"I get to keep Dusty forever, in exchange for leaving Benny out in the cold," said Ray.
"I've spent a lot of my life in the cold, it doesn't scare me," said Benton. "I don't think there will be any doubt in Dustin's mind who his fathers are."
"Well, I imagine you'll want to think it over and get back to me," said Mrs. Cardinal.
They all sat looking at one other, until Ray broke the silence by saying "No".
The others stared at him. It was Dusty that said "What?"
"I said 'no'. We don't want to think it over. Once before, in my own living room you asked if I wanted to think it over and we gave you an answer right away. We wanted Dusty. Today's no different."
"Dusty, what do you think of this?" Mrs. Cardinal asked.
"I'd be Ray's son? For real?"

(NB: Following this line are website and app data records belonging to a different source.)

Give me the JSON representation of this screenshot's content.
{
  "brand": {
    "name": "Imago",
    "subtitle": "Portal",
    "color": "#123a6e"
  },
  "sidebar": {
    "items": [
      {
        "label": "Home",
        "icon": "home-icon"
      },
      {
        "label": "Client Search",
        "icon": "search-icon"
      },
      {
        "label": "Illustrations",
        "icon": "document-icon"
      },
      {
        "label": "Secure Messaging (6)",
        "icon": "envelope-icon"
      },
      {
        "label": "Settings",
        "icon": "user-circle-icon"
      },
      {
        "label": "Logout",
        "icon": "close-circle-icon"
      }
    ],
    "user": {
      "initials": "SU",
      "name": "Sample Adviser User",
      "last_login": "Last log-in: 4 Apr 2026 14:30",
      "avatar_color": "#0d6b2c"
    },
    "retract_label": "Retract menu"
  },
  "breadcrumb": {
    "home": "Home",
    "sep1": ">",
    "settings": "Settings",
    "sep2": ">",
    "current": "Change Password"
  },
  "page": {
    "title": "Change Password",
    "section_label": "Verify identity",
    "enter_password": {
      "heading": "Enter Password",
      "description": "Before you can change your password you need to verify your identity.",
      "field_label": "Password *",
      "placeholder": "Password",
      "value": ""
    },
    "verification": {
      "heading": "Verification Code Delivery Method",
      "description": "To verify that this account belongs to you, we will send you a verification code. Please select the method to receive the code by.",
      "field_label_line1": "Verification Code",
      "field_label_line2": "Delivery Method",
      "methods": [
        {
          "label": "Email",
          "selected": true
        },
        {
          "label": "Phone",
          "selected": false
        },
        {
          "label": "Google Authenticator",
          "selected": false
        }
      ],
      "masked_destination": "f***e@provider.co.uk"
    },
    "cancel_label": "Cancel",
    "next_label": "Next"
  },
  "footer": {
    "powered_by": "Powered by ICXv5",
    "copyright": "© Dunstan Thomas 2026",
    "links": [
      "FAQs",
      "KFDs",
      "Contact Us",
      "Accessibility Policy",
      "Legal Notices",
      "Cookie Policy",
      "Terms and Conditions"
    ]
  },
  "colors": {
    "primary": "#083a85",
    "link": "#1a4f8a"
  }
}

"Well, it's a matter of definition. There are some people who would argue that if you consider yourself my son, then the relationship is as real as any other." Benton fell into didactic mode, an indication to Dusty that he was getting to be more like himself again.
"I'd be one of those people," Ray said.
"Then, gentlemen, I think we have an agreement. I'll send the paperwork to your office tomorrow, Captain Vecchio. And congratulations. It's a boy."
Although it was only shortly after two in the afternoon, Dusty expected Ray to drive all of them back to the apartment. Instead, he pulled up in front of St. Monica's.
"Wait a minute. Who said I was going back to school?"
"Me and Benny have things to discuss. Git!"
Mumbling ineffectual protests, Dusty grabbed his backpack and slid out of the car with it.
As Ray drove off Benton asked him, "What do we have to discuss, Ray?"
"Nothing. I lied."
"Oh." After a pause, Benton asked, "Then, are you taking me back to the Consulate?"
"No, I'm taking you home. Look, Benny, I've been cheated and I want what's rightfully mine. Any other man, when he gets a son, it means he got to have sex first. Now, I haven't had any since we first got Dusty. I'm getting a little frustrated here."
"Your analogy doesn't work Ray. The sex comes, as you say, before the arrival of the child. But I'll waive that point. As long as Dusty is safely at school, we can deal with your frustration."
"Really, you mean it? Benny, that's great." Ray increased the vehicle's speed slightly, hoping Benton wouldn't notice. "Except. . . you're allowed, right? After the heart attack you're allowed."
"Yes, Ray. I'm allowed."
"Good. Well, Benny, seems we've made my mother happy and got her another grandchild. Not the way most men do it, I admit."
"We're not like most men, Ray."
"Say amen to that, Benny."